Category 3: Even in the second cheapest category, EM ticket prices quickly reach three-digit levels. The seats, which according to Uefa are “located in the corner areas and behind the goals, slightly further away from the pitch than category 2, cost 60 euros in group games, 85 euros in the round of 16, and 100 euros in the quarter-finals. For the opening game or a semi-final, fans must You already have to shell out 195 euros, and even 300 euros for the finale – in the second cheapest category, mind you.
Category 2: If you want to sit a little closer to the field, hopefully you have enough change on hand: in category 2, the prices for a group game start at 150 euros, 175 euros are due for the round of 16 and 200 for the quarter-finals. The opening game or a semi-final costs 400 euros to book, the final costs a whopping 600 euros per ticket.
Category 1: Even if the name suggests it: Category 1 does not mean the best places at the European Football Championship. The prices are absolutely royal: it starts with 200 euros for a group game. The round of 16 in this category already costs 250 euros, a game in the quarter-finals 300. In the semi-finals this price doubles again to 600 euros. And if you want to see the final on a Category 1 pitch, you’ll pay a whopping 1,000 euros.
In addition to the “normal” ticket prices, a “Prime Seats” category is added. These are places at the center line. Here fans have to pay between 50 and 133 percent of the regular price for Category 1 – a “prime seat” for the final in Berlin costs 2,000 euros, and 400 euros for the group games.

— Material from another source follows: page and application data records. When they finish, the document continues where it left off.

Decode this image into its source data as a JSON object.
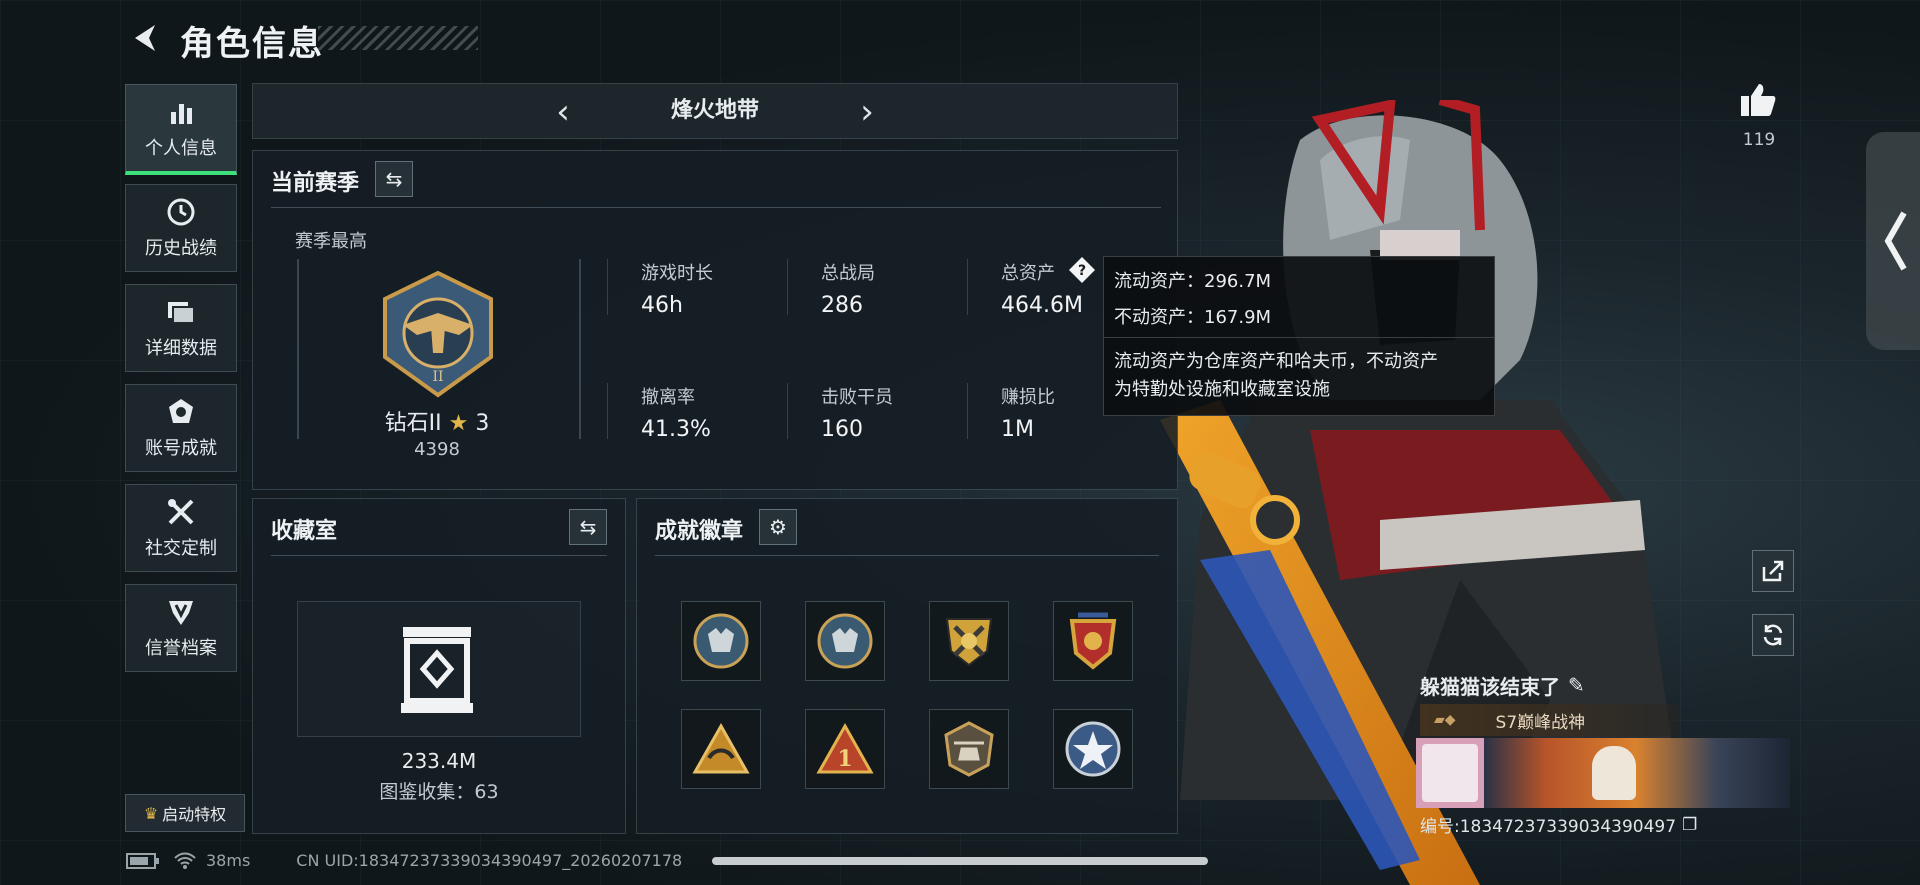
{
  "header": {
    "title": "角色信息",
    "back_icon": "back-arrow-icon"
  },
  "sidebar": {
    "items": [
      {
        "label": "个人信息",
        "icon": "bar-chart-icon",
        "active": true
      },
      {
        "label": "历史战绩",
        "icon": "clock-icon",
        "active": false
      },
      {
        "label": "详细数据",
        "icon": "folder-icon",
        "active": false
      },
      {
        "label": "账号成就",
        "icon": "medal-icon",
        "active": false
      },
      {
        "label": "社交定制",
        "icon": "tools-icon",
        "active": false
      },
      {
        "label": "信誉档案",
        "icon": "shield-icon",
        "active": false
      }
    ],
    "privilege_label": "启动特权"
  },
  "mode_bar": {
    "title": "烽火地带"
  },
  "season": {
    "title": "当前赛季",
    "best_label": "赛季最高",
    "rank_name": "钻石II",
    "rank_stars": "3",
    "rank_score": "4398",
    "stats": [
      {
        "label": "游戏时长",
        "value": "46h"
      },
      {
        "label": "总战局",
        "value": "286"
      },
      {
        "label": "总资产",
        "value": "464.6M"
      },
      {
        "label": "撤离率",
        "value": "41.3%"
      },
      {
        "label": "击败干员",
        "value": "160"
      },
      {
        "label": "赚损比",
        "value": "1M"
      }
    ]
  },
  "tooltip": {
    "liquid": "流动资产：296.7M",
    "fixed": "不动资产：167.9M",
    "desc_line1": "流动资产为仓库资产和哈夫币，不动资产",
    "desc_line2": "为特勤处设施和收藏室设施"
  },
  "collection": {
    "title": "收藏室",
    "value": "233.4M",
    "count_text": "图鉴收集：63"
  },
  "badges": {
    "title": "成就徽章",
    "items": [
      "wolf-badge",
      "wolf-badge-2",
      "shield-crossed-badge",
      "red-shield-badge",
      "triangle-badge",
      "rank-one-badge",
      "helicopter-badge",
      "star-badge"
    ]
  },
  "player": {
    "likes": "119",
    "name": "躲猫猫该结束了",
    "title": "S7巅峰战神",
    "id_text": "编号:18347237339034390497"
  },
  "status": {
    "ping": "38ms",
    "uid": "CN UID:18347237339034390497_20260207178"
  },
  "colors": {
    "accent_green": "#3ee07e",
    "gold": "#d8a63a",
    "background": "#10171b"
  }
}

The only way to spend more money on EM tickets is the VIP packages with access to your own box, drinks and food. They are said to cost several thousand euros each.
Is there a secondary market for the tickets?

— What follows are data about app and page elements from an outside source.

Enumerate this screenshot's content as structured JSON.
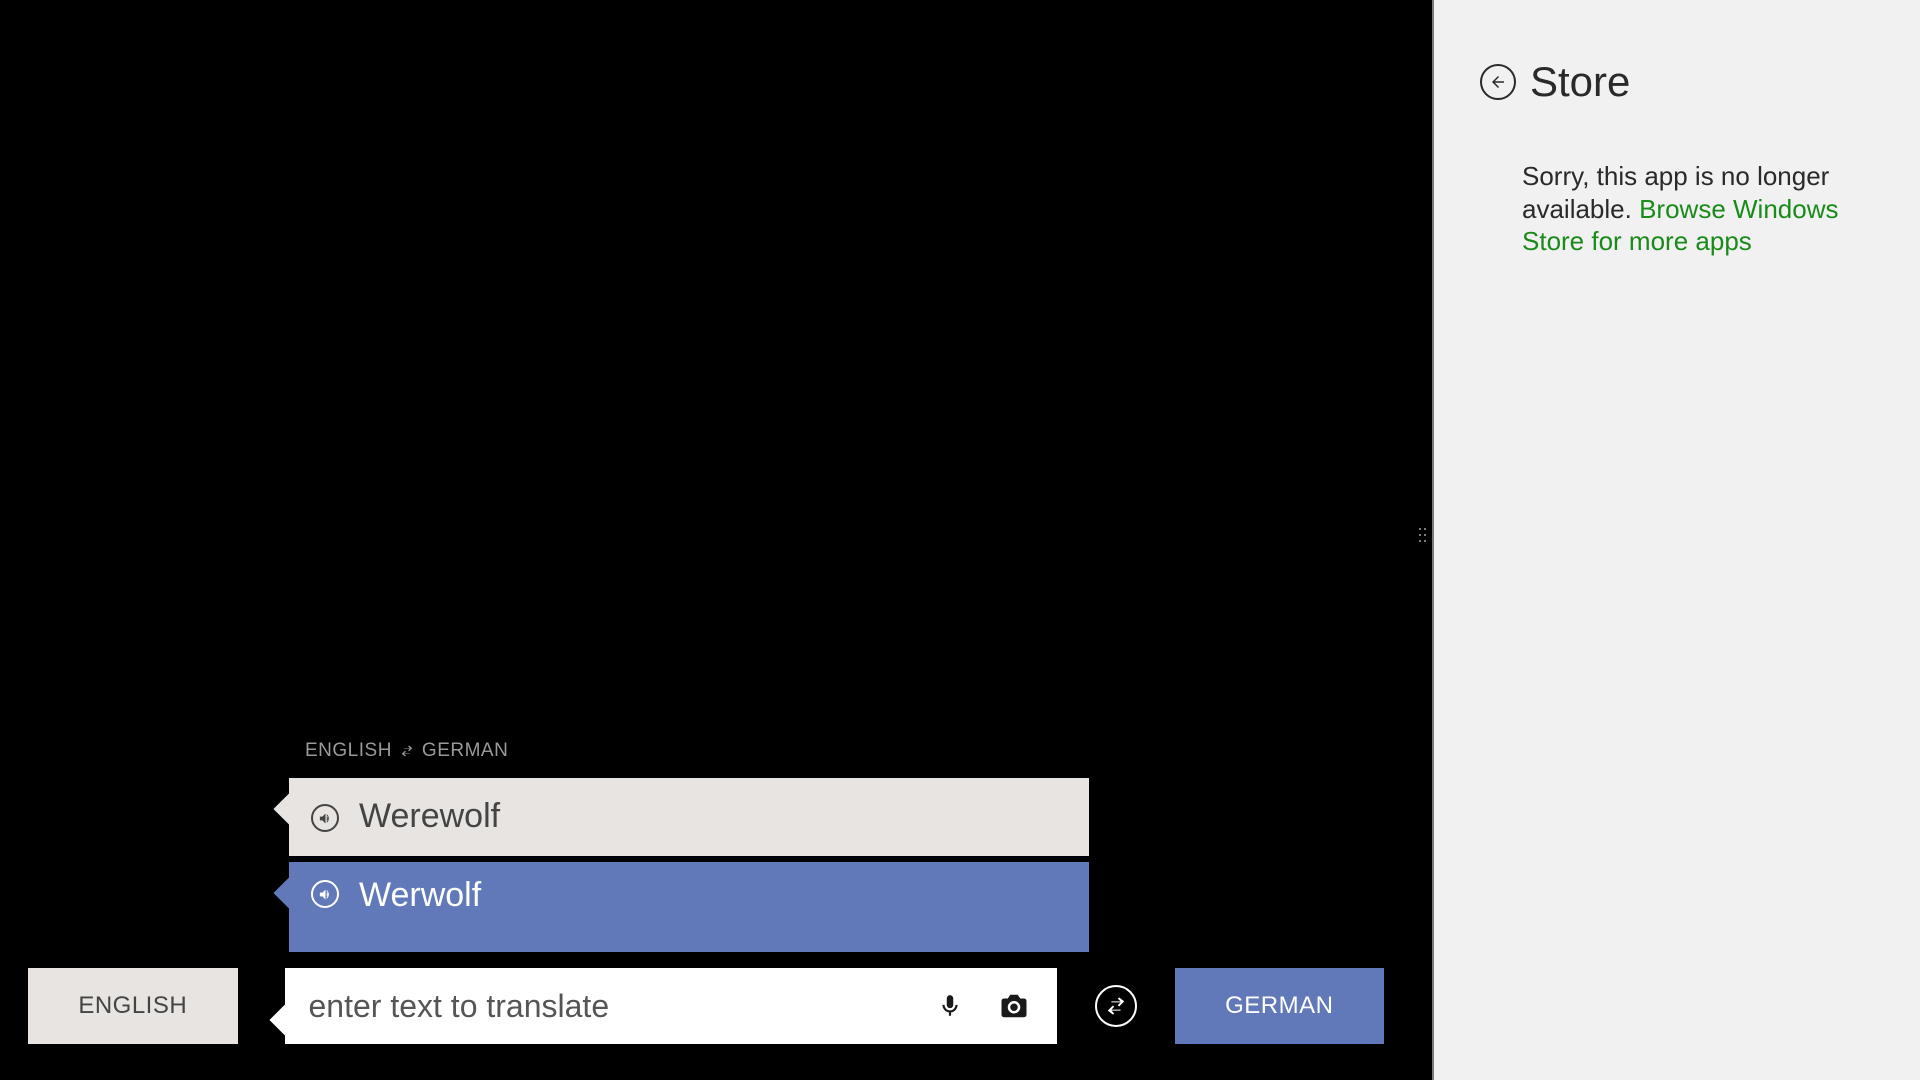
{
  "translator": {
    "direction": {
      "from": "ENGLISH",
      "to": "GERMAN"
    },
    "source_text": "Werewolf",
    "target_text": "Werwolf",
    "input_placeholder": "enter text to translate",
    "source_lang_button": "ENGLISH",
    "target_lang_button": "GERMAN"
  },
  "store": {
    "title": "Store",
    "message_prefix": "Sorry, this app is no longer available. ",
    "link_text": "Browse Windows Store for more apps"
  },
  "colors": {
    "accent": "#6179b8",
    "link": "#1a8a1a",
    "panel_light": "#e8e4e1"
  }
}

Almost everyone has experienced coveted tickets for sporting events or concerts selling out faster than you could say “advance sale”. In some cases there is a so-called secondary market, for example for fans who become ill and want to resell their tickets at short notice. As things currently stand, there will be no such secondary market for the European Football Championship.
And you should also stay away from third-party providers such as ticket exchanges or classified ads. On the one hand, because the prices on these portals are in most cases significantly higher than the original price, and on the other hand because the EM tickets are personalized. The names of the respective cardholders will be requested in advance and, under certain circumstances, compared with their ID card at the stadiums.
If you want to increase your ticket chances for a German national team game, you should take a close look at the game schedule. Although it is still completely empty, it is already clear when and where the host country (i.e. Germany) will play in the group phase:
The DFB team will play the opening game in Munich, then travel to Stuttgart and finally Frankfurt. With a bit of luck, anyone who applies for these stadiums could actually get tickets for the DFB games.
I am Pierce Boyd, a driven and ambitious professional working in the news industry. I have been writing for 24 Hours Worlds for over five years, specializing in sports section coverage. During my tenure at the publication, I have built an impressive portfolio of articles that has earned me a reputation as an experienced journalist and content creator.